Explanation: Tex. Health & Safety Code Section 361.194 provides that the costs of remediation are secured by a lien against the land and are effective against a subsequent purchaser or lienholder who knew or should have known that the land is subject to or affected by clean-up action or costs. Section 342.007 provides that the municipality has a lien for nuisance clean-up costs second only to ad valorem tax and paving liens. Sections 214.0015(b), (d) and (e), Local Government Code, authorize a municipal lien for removal or repair of substandard buildings and states that the lien is subordinate to a mortgage recorded before the repair, removal or demolition or assessment. Section 214.001 creates a municipal lien for repair, removal or demolition of a substandard building that is subordinate only to an ad valorem tax lien. Section 134.150 creates an abandoned mine reclamation lien that is second only to a property tax lien.

Washington:

RCW 70.121.140

Wisconsin:

W.S.A. Chapter 292.81

Explanation: For residential property, the statutory lien would not affect a “valid prior lien” as that is defined in the statute (purchase money and second mortgages (including as refinanced). May be removed if needed as appropriate for residential property.

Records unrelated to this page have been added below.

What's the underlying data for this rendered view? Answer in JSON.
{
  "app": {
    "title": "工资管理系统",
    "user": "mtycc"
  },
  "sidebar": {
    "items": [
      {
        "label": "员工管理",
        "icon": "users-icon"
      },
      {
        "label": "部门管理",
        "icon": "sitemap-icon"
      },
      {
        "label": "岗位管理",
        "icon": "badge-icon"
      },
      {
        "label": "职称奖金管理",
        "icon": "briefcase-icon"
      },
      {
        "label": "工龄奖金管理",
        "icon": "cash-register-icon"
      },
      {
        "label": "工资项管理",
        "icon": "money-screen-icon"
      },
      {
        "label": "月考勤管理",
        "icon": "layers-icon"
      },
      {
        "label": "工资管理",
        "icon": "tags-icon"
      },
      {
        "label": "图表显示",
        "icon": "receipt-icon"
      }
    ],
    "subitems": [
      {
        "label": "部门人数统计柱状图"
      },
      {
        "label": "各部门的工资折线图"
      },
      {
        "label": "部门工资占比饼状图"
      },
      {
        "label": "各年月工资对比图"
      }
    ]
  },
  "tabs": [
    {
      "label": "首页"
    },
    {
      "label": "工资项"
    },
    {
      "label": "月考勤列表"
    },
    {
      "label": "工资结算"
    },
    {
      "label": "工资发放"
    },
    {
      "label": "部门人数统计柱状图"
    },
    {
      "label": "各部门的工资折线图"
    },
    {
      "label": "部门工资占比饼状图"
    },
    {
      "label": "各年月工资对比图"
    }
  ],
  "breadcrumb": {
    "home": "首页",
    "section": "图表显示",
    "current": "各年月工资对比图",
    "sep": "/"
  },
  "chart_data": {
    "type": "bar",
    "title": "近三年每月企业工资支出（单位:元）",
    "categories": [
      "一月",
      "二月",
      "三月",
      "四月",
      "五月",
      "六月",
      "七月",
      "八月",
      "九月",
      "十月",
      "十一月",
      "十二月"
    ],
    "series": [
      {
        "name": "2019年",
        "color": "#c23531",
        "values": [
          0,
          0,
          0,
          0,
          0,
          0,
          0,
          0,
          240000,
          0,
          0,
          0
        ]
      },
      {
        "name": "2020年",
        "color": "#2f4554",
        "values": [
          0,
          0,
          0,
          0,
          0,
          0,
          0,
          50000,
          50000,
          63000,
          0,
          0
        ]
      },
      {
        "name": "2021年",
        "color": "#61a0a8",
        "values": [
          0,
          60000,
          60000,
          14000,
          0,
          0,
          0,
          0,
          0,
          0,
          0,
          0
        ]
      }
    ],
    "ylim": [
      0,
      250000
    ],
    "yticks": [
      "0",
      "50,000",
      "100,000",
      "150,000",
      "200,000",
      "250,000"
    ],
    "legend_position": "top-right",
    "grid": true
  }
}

Should you have any further questions about the endorsement, please call the National Legal Department.

5.08.4

Environmental Concerns When Issuing ALTA Policies

In order to issue ALTA policies (which provide some coverage regarding recorded environmental protection liens) without attaching the 8.1 endorsement you are not required to check the federal district court clerk's office for environmental liens provided that you check your local records. No additional generic exception to liens filed in the federal district court clerk's office is necessary. Please call our underwriting personnel if you are aware that the land is or was hazardous waste or superfund site. However, our policies and othe forms do not insure against environmental violations.

5.08.5

Requests For Insurance Regarding Compliance With Environmental Laws And Regulations

Our policies do not insure compliance with environmental laws and regulations Any request for insurance regarding compliance with federal, state, or local environmental regulations must be denied.